Shortly after the show, I was approached by Tim Brady from Freshly Baked Gallery to have my work exhibited down in Melbourne. He was nice enough to fly up to meet me and see my work in person, and since, we’ve developed a really good friendship. It’s great to see a gallery owner who not only genuinely cares about the artists he exhibits, but also makes time to hang out and have a drink after the show. I’ve also recently been working with Retrospect Galleries from Byron Bay, and am planning a few exciting things with them next year. I’m definitely happy with how things are going so far and can’t wait to see how my next body of work turns out.
What drives your work when things are tough?
I’ve never wanted to see creating art as a job or career, but rather a lifestyle. I make images when I feel the urge to create something new and experiment with something visual, not to meet a deadline or when someone expects me to. So if I’m not feeling right or my drawings/ paintings feel strained or forced, I’ll see it as a chance to take a break and hang out with friends and family. Usually things aren’t working because I’m exhausted, over-thinking the process or taking myself too seriously.
My family are my rock and I know I need to keep them close. Whenever I see them, I’m reminded of how things were much simpler as a kid and even if the projects I’m working on don’t fly, they will still be there. My high school friends keep me grounded. They don’t know me as Kevin the artist, designer or whatever, they know me as the skinny kid who played handball and tried to chat up their mums. They are all my brothers and I know they will never let me get too big for my boots. And my uni mates are great too. Surrounding myself with people who are passionate about what they do creates a good vibe that just ripples, and they are all genuine people too. The people in my life give me perspective and remind me that my creative ambitions are not the only things important to me.
What are you working on now and what is in the pipeline for the future?
In terms of my art, I’ve started collecting materials for my next body of work. I’ve decided to take my time with this one and just focus on one image at a time- not be rushed by an exhibition date. The big plan is to move overseas mid-next year to work and live for a while, so I’m aiming to pull it all together before then.

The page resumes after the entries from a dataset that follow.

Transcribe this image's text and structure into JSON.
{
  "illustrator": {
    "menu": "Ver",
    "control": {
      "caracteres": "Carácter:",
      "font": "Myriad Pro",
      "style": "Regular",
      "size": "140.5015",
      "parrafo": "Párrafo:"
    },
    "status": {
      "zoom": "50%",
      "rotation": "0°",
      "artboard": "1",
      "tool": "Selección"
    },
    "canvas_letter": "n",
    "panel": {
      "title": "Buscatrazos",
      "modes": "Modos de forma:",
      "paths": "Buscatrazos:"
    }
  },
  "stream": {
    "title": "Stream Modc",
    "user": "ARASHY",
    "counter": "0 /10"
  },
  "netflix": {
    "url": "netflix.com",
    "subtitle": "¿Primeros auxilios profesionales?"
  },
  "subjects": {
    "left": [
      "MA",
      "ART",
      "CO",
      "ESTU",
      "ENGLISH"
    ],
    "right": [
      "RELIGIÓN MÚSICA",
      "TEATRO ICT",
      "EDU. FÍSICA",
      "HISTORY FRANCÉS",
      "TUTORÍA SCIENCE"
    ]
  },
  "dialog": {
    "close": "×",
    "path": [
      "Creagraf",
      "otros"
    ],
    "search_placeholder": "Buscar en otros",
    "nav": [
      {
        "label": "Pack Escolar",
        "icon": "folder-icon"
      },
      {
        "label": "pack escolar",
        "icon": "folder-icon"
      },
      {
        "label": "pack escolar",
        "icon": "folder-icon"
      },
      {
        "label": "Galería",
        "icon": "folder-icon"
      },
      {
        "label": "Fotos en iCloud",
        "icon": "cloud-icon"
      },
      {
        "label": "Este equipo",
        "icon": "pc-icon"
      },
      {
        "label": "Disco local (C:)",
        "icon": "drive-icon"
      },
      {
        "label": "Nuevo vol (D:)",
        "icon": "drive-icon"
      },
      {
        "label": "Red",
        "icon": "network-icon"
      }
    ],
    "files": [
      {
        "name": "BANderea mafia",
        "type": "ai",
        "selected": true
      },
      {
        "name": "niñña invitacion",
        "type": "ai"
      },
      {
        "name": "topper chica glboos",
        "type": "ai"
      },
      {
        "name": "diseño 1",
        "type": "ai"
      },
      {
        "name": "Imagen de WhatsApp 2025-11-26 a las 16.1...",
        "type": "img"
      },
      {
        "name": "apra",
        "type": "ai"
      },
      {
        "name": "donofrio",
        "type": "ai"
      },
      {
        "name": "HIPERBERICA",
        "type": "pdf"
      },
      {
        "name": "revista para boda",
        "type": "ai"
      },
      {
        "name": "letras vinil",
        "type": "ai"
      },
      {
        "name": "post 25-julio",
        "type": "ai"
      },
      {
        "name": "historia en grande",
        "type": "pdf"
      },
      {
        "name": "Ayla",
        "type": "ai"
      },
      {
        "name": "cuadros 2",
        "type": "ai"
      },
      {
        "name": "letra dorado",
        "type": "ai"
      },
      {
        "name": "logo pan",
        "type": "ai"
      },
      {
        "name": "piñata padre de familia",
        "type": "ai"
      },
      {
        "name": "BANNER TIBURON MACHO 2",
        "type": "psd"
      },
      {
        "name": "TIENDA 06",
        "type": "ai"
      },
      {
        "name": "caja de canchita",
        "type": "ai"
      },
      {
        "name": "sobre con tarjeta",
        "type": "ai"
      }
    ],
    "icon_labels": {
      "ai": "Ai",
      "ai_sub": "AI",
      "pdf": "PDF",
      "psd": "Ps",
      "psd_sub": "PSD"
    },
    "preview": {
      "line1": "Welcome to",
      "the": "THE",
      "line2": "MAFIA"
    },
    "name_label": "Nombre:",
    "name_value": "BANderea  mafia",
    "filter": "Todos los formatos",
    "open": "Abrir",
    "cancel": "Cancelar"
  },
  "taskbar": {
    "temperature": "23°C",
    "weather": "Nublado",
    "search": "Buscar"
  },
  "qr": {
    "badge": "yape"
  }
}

My other main focus at the moment is launching a fashion label I’ve been planning for a while now called A Monograph of Yesterday. Even though I had been working on ideas throughout the year, it all kicked into gear a couple of months ago when I teamed up with my good friend Mark Soetantyo. After working by myself for so long, it was good to have another source of energy and enthusiasm onboard. We plan to start with a collection of custom cut t-shirts and singlets, focusing on minimal lines and shapes, textured images and bold typography. And if things go well, move into other items like jackets, jeans and maybe some mens jewellery. We’ve already launched the website, commissioned a great UK photographer, Harry Bloom, for our hero image, designed our custom cut tees and are just starting to look into fabrics and the logistics of getting something manufactured from scratch. It’s funny because Mark and I are pretty clueless but have so many talented friends helping us, I’m sure we will have everything ready for the launch early next year.
The next big project I have planned after that is recording my solo project. Over the past 2 years, I’ve been playing around with a few ideas just recording them on Garage Band, and I’m really keen to bring them together and get it all down properly. I’m hoping to relax a bit after the launch of A Monograph of Yesterday and then knuckle down on this project early in the new year.